The Centre for Trade Policy and Development has appealed to the Zambian government to prioritize the provision of Agriculture Extension Services as a sure way of ensuring increased agricultural productivity.
CTPD Head of Programme and Research Brian Chiko Mwiinga said as preparations for the 2019 national budget reach an advanced stage, there is need for the government to increase its invest in Agriculture Extension Services.
Mr Mwiinga said not only should the government employ more extension workers, they should also invest more resources in ensuring that the already existing agricultural extension workers are given periodic refresher trainings to keep them well abreast of the new knowledge and emerging best practices in agriculture for onward transmission to the small-scale farmers.
He said CTPD wants to see a situation where farmers are able to graduate from being referred to as Small Scale Farmers for years on end without graduating.
“It is not a secret that agriculture remains a cornerstone for Zambia’s prosperity now and in the future. Agricultural Extension Services (AES) (also known as agricultural advisory services) world over are regarded as the fuel that propels the agricultural machinery. They are at the very heart of agricultural and rural development and promoting agriculture as an engine of pro- poor economic growth,” Mr Mwiinga observed.
He said the role Agricultural Extension Services play in Zambia’s agriculture is crucial in as far as promoting agricultural productivity, increasing food security, increasing incomes and contributing to the improvement of livelihoods of the poor people most of who are found in the rural areas and are engaged in small scale farming.
“While the Zambian government has invested heavily in the FISP as a way of enhancing Small Scale farmers productivity (which is commendable), it has at the same time not done so well in enhancing the provision of Agricultural Extension Services across the country. The effect of this has been reduced agricultural productivity among our country’s Small-Scale Farmers (SSFs).”
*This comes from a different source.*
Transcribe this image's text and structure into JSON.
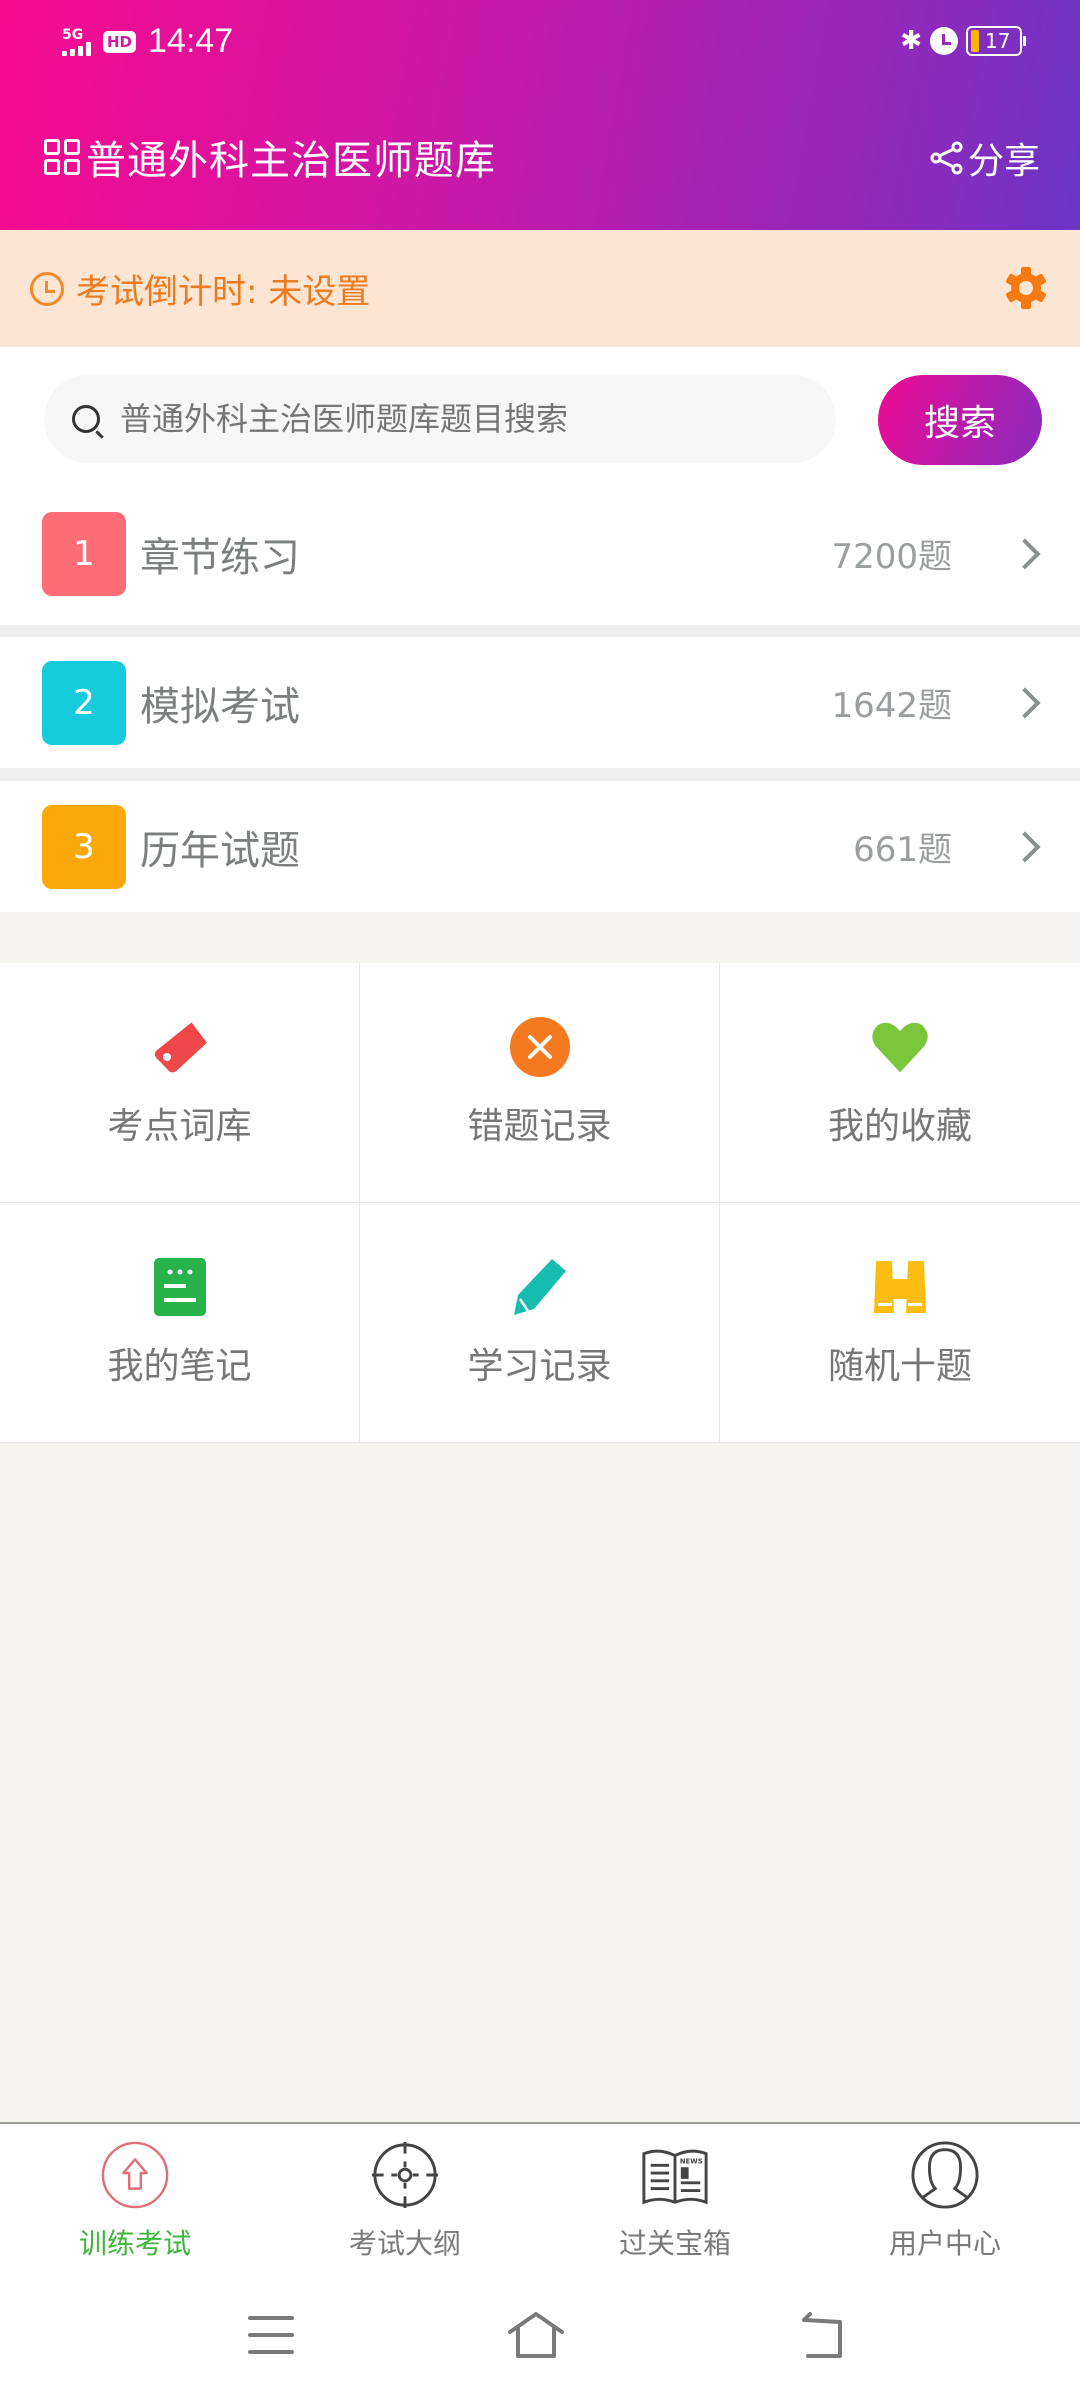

He added, “As such The Centre for trade Policy and Development is of the view that while the Zambian government continues making frantic efforts to make the FISP initiative via the e-voucher system succeed, the gains from these efforts will amount to an exercise in futility if the AES remains dysfunctional. At CTPD, we are alive to the fact that farming involves more than just provision of agricultural inputs.”
Mr Mwiinga said agriculture investment also requires timely and constant provision of information on production practices, post-harvest management and markets.
“As such, it is our considered view that the use of hybrid seed varieties and chemical fertilizers provided under the FISP initiative alone will not yield any meaningful positive results if the recipients do not have access to proper production methods provided via an elaborate and modern AES,” he said.
He charged that it is disheartening to note that in its current form, Zambia’s AES does not inspire confidence.
“The SSF farmers are not receiving the advisory services that they deserve and at the required frequency. The methods being employed are outdated and require urgent attention in this fast-changing technological era. We surely cannot afford to continue employing old, failed and tested agricultural practices at a time when our SSFs are supposed to be embracing new and sophisticated ways of agricultural production methods,” he stated.
“We appreciate the challenges that our gallant men and women who work as agricultural extension officers go through as they discharge their duties. We understand the transport challenges they face. We also understand that the ratio between one extension officer and the farmers is beyond what they can handle professionally and diligently. As if that were not enough, we also understand the poor working conditions that these gallant men and women are subjected to,” Mr Mwiinga added.